5 Things You Should Know About Being a Midwife
1. Day & Night
We work 24 hours a day, 7 days a week. We have periods of on call where we are not technically at work but are on stand-by should we be needed. This means we could be expected to cover in any of the hospital settings; delivery suite, antenatal and postnatal wards, antenatal clinics and also attend homebirths. We may have to change our working days at very short notice.
2. Not Just About Babies
Although during postnatal care we spend the majority of our time with babies that’s not always the case. Antenatal clinics are staffed by midwives and assess women during their pregnancy. Antenatal wards care for pregnant women admitted for specialist observation and care. In addition to clinical care, midwives also provide antenatal education and mentoring of student midwives.
3. Hospital & Community
Midwifery care is split between the hospital and community. Community midwives care for women during their pregnancy and afterwards, either in local clinics or in their home. They may also spend periods of time on-call for homebirths too. For specialist care and for those women wishing to give birth in hospital, hospital midwives are based on wards and in clinics. Some midwives are based on delivery suite or labour ward and will care for women during labour and birth.
4. Midwifery Degree Courses Are Very Competitive

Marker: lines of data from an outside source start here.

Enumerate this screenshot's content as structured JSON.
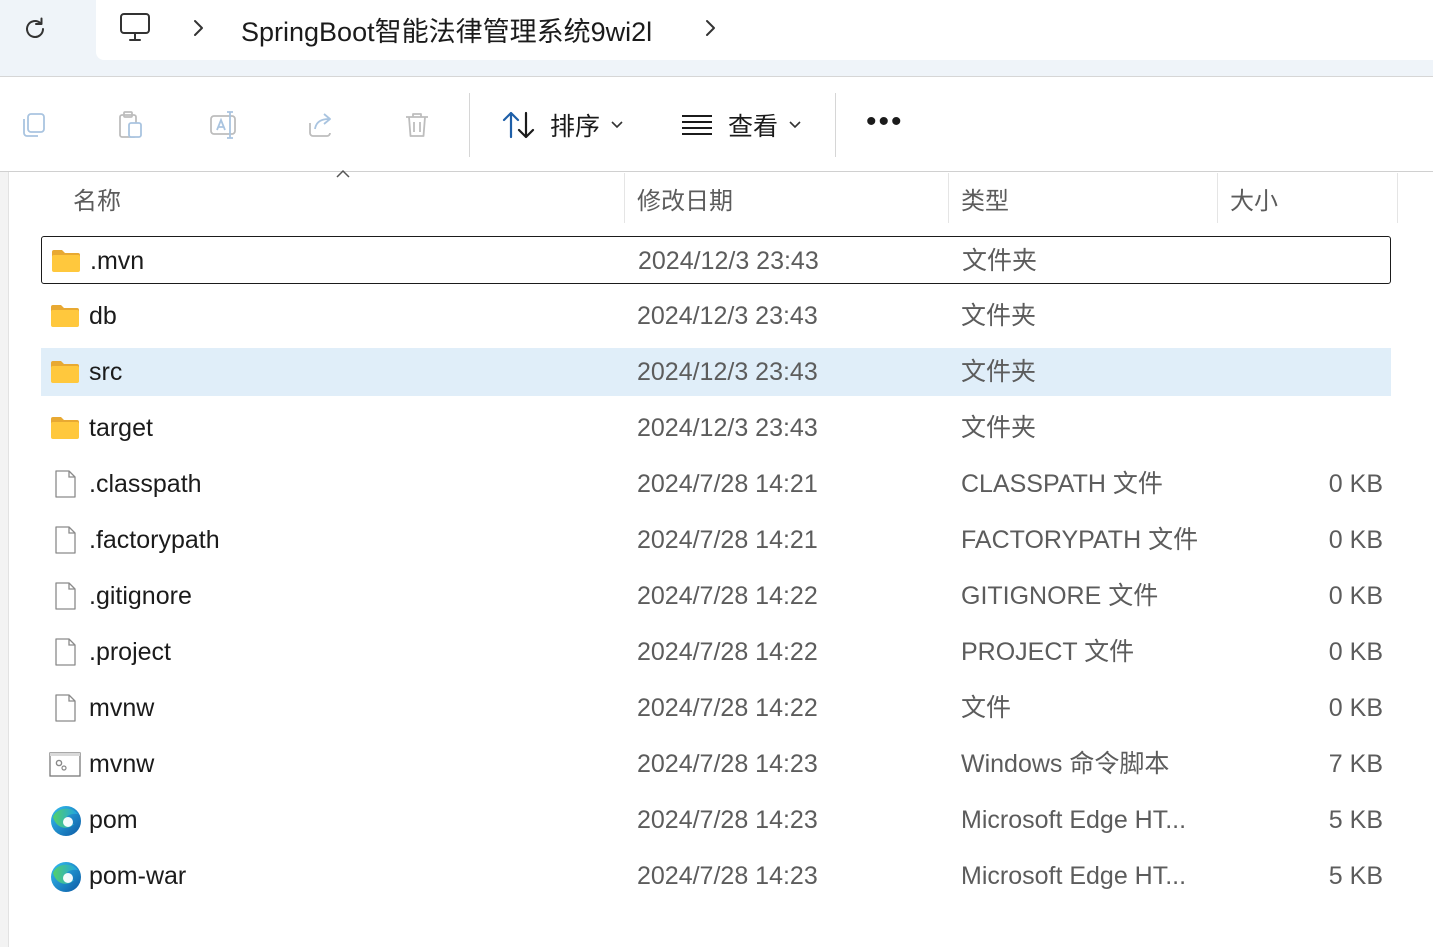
{
  "address": {
    "breadcrumb": "SpringBoot智能法律管理系统9wi2l"
  },
  "toolbar": {
    "sort_label": "排序",
    "view_label": "查看",
    "more_label": "•••"
  },
  "columns": {
    "name": "名称",
    "date": "修改日期",
    "type": "类型",
    "size": "大小"
  },
  "files": [
    {
      "name": ".mvn",
      "date": "2024/12/3 23:43",
      "type": "文件夹",
      "size": "",
      "icon": "folder-icon"
    },
    {
      "name": "db",
      "date": "2024/12/3 23:43",
      "type": "文件夹",
      "size": "",
      "icon": "folder-icon"
    },
    {
      "name": "src",
      "date": "2024/12/3 23:43",
      "type": "文件夹",
      "size": "",
      "icon": "folder-icon"
    },
    {
      "name": "target",
      "date": "2024/12/3 23:43",
      "type": "文件夹",
      "size": "",
      "icon": "folder-icon"
    },
    {
      "name": ".classpath",
      "date": "2024/7/28 14:21",
      "type": "CLASSPATH 文件",
      "size": "0 KB",
      "icon": "file-icon"
    },
    {
      "name": ".factorypath",
      "date": "2024/7/28 14:21",
      "type": "FACTORYPATH 文件",
      "size": "0 KB",
      "icon": "file-icon"
    },
    {
      "name": ".gitignore",
      "date": "2024/7/28 14:22",
      "type": "GITIGNORE 文件",
      "size": "0 KB",
      "icon": "file-icon"
    },
    {
      "name": ".project",
      "date": "2024/7/28 14:22",
      "type": "PROJECT 文件",
      "size": "0 KB",
      "icon": "file-icon"
    },
    {
      "name": "mvnw",
      "date": "2024/7/28 14:22",
      "type": "文件",
      "size": "0 KB",
      "icon": "file-icon"
    },
    {
      "name": "mvnw",
      "date": "2024/7/28 14:23",
      "type": "Windows 命令脚本",
      "size": "7 KB",
      "icon": "script-icon"
    },
    {
      "name": "pom",
      "date": "2024/7/28 14:23",
      "type": "Microsoft Edge HT...",
      "size": "5 KB",
      "icon": "edge-icon"
    },
    {
      "name": "pom-war",
      "date": "2024/7/28 14:23",
      "type": "Microsoft Edge HT...",
      "size": "5 KB",
      "icon": "edge-icon"
    }
  ]
}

It really is extremely competitive with some courses receiving 100 applications for each place. To give yourself the best chance volunteer within midwifery services in your local area to gain insight into what the job actually entails. Update your knowledge on current midwifery matters and legal matters and spend time planning for the university interview. There are courses, often led by midwives that help to prepare you for applying for midwifery degree courses.
5. Very Rewarding but Emotionally Draining
During labour women need that constant support from their midwife through what can be a long and gruelling labour and birth. In pregnancy many women become very anxious around many things to do with their pregnancy and upcoming birth. This requires patience and compassion from a midwife and often going above and beyond what is expected. Although rewarding, this can be very draining too so you need a good support network yourself and a way of blowing off steam.
As midwives we thrive in a job that requires more than just our time. We cover many roles within our careers and the support we receive from our midwifery, medical and support staff make this such a unique and amazingly rewarding job.